2. I think Amazon is an amazing compounding machine. Mr. Bezos is continually reinvesting every penny of profit back into the business. They’ve turned themselves into a MASSIVE Membership business with multiple memberships
Over the last 10 years, I’ve watched Amazon completely change how we shop, and it seems as if Amazon may rule the world at some point in the future.
Bezos recently gave the following advice to a young entrepreneur on how to succeed:
“Well, there’s no magic involved, but the keys to success are quite simple: Value your customers, hire well, find a market that isn’t being served, and realize that someday I will utterly crush you.”
How many businesses has he crushed already?
I certainly wouldn’t want to compete with Amazon. I would rather figure out a way to profit from Amazon.
The best way to profit from Amazon would simply be to own it (or small pieces of it).
Think about this question
If you could give your children just ONE stock
for them to own for decades, what would you give them?
Sears? JC Penney? LOL
No silly, Amazon.
This is what I’m doing. I’m trying to arrange things so my daughters own Amazon stock for decades in their retirement accounts. The shares are actually being purchased by the families living in their rental properties.
They’re not buying Amazon shares directly. They’re simply reinvesting the income from one investment into Amazon shares.
I honestly don’t care what Amazon is worth today.

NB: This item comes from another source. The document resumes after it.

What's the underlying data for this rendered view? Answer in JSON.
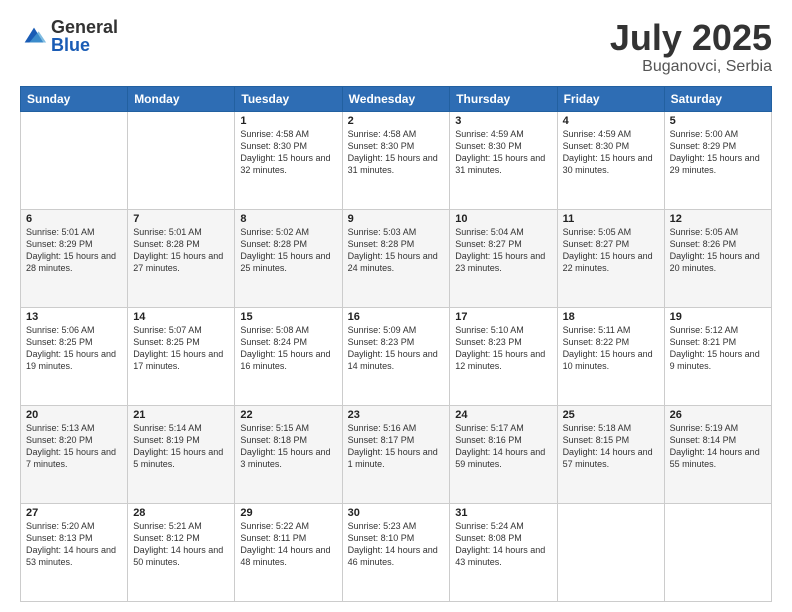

I also don’t care if I’m overpaying for each share based upon Amazon’s value today.
And truth-be-told, I actually want the Amazon’s share price to crash so I can buy more shares faster. Anytime the price of Amazon increases, it makes achieving my 50 share goal harder. 🙁
Any other thoughts on the price of Amazon and what may happen in the next few years are simply distractions.
The overriding thought is… what will Amazon be worth 30 years from now?
P.S. If you want to learn about the investments my daughters have in their IRA, study this report.